[Dataset rows for apps and sites]
--- START ---
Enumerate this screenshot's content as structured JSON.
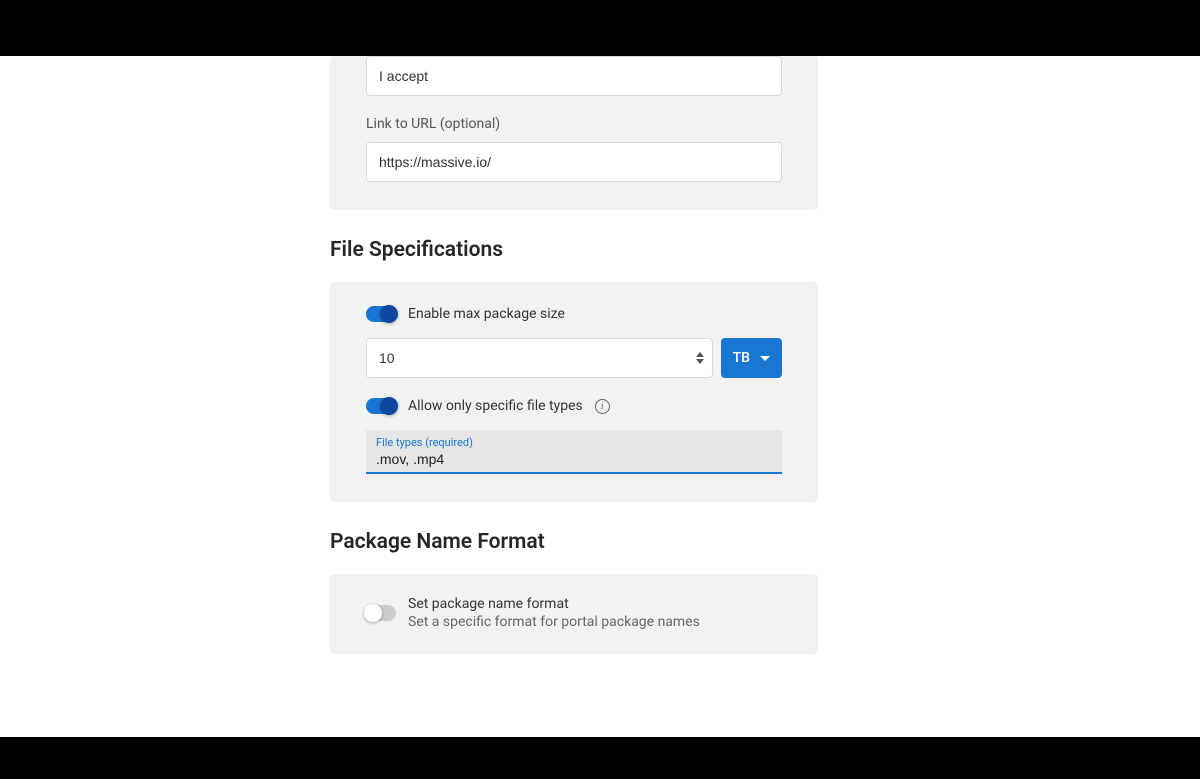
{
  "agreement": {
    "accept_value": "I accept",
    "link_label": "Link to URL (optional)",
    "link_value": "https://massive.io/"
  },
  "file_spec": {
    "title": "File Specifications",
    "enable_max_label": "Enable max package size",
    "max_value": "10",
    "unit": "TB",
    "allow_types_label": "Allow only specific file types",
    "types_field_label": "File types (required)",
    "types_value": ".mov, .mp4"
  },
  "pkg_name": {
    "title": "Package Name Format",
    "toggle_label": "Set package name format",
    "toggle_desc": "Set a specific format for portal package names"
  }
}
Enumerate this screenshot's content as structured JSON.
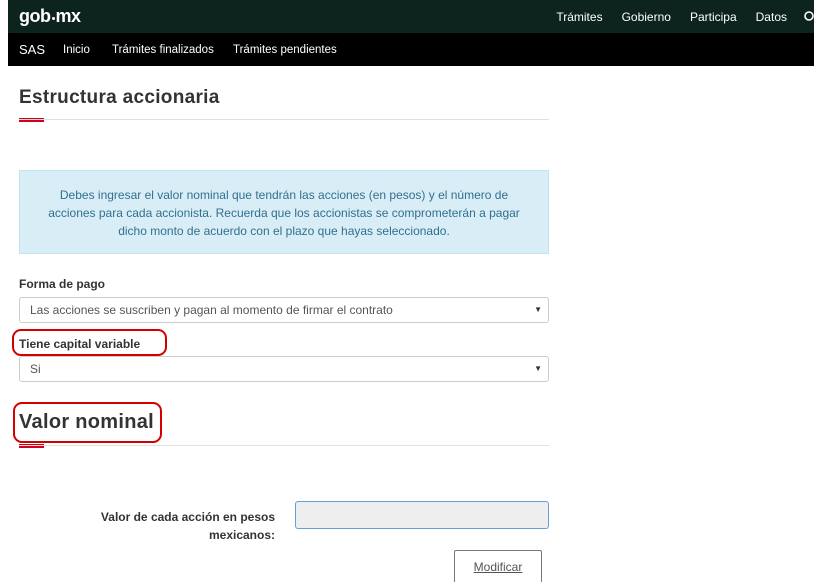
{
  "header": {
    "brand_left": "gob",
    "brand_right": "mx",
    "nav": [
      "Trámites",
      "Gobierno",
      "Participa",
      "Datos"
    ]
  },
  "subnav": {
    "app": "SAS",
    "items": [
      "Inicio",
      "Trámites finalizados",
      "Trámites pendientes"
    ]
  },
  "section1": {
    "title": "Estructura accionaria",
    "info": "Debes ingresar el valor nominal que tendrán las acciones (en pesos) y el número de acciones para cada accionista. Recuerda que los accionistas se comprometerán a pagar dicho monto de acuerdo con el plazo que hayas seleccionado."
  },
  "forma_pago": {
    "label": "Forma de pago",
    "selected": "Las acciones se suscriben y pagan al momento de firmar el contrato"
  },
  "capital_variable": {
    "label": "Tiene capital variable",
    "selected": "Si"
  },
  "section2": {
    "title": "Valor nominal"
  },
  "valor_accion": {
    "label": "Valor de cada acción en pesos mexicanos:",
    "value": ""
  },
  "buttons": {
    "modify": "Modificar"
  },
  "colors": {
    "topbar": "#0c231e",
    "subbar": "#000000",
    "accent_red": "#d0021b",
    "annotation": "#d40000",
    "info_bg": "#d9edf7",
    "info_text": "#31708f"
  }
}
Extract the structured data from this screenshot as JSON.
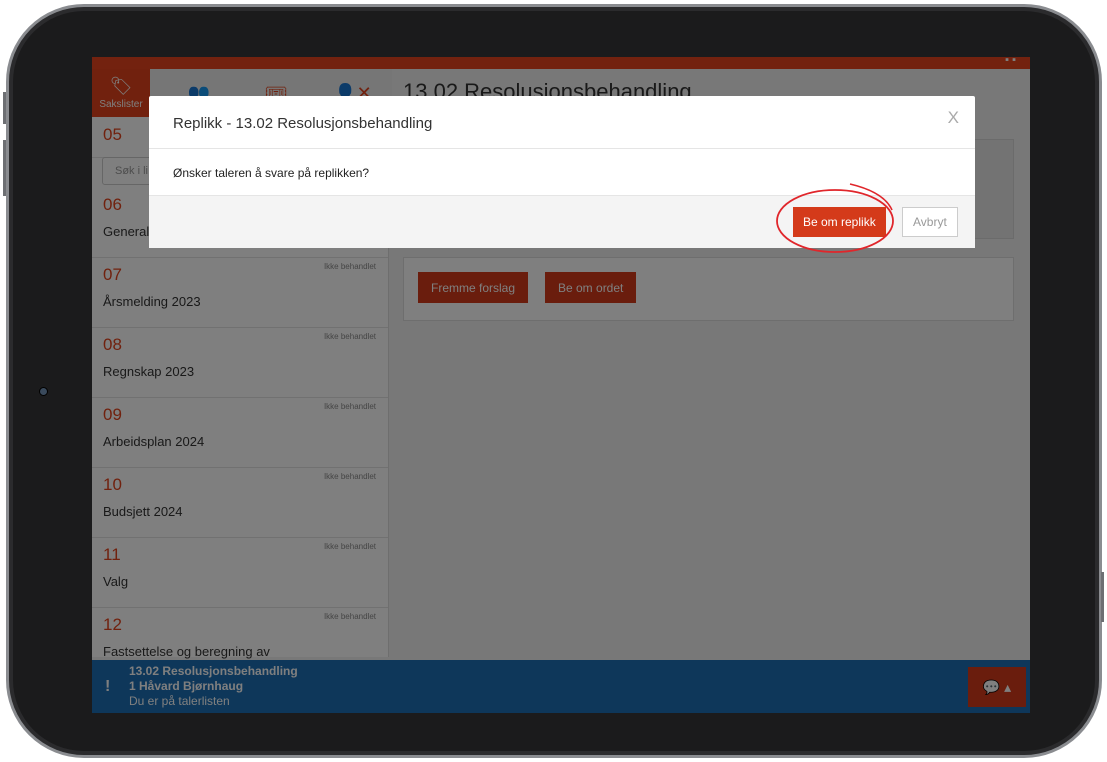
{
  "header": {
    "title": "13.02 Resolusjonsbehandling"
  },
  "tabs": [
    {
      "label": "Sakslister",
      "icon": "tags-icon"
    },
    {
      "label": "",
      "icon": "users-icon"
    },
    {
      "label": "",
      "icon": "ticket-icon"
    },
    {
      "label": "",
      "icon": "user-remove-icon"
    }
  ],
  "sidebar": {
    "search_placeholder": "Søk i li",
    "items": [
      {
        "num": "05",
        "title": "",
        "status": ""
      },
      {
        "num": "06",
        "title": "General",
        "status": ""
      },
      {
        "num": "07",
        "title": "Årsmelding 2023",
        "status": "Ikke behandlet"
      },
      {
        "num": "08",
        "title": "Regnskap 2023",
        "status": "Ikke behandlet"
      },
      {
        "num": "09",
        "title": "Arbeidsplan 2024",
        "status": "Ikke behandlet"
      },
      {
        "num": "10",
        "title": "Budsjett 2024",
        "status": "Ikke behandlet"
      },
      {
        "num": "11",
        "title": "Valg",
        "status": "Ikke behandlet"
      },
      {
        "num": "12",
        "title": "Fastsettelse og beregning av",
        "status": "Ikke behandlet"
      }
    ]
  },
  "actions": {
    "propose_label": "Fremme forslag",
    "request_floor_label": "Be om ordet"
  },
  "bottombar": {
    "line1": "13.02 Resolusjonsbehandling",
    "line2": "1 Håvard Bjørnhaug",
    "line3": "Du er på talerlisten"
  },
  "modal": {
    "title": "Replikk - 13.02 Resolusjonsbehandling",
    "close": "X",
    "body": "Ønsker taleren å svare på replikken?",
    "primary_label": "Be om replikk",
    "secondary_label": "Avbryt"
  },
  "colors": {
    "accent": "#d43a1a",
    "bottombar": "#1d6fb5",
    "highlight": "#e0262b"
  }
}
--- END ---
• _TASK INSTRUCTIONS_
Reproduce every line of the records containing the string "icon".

• _ANSWER TO THIS EXERCISE_
      "icon": "tags-icon"
      "icon": "users-icon"
      "icon": "ticket-icon"
      "icon": "user-remove-icon"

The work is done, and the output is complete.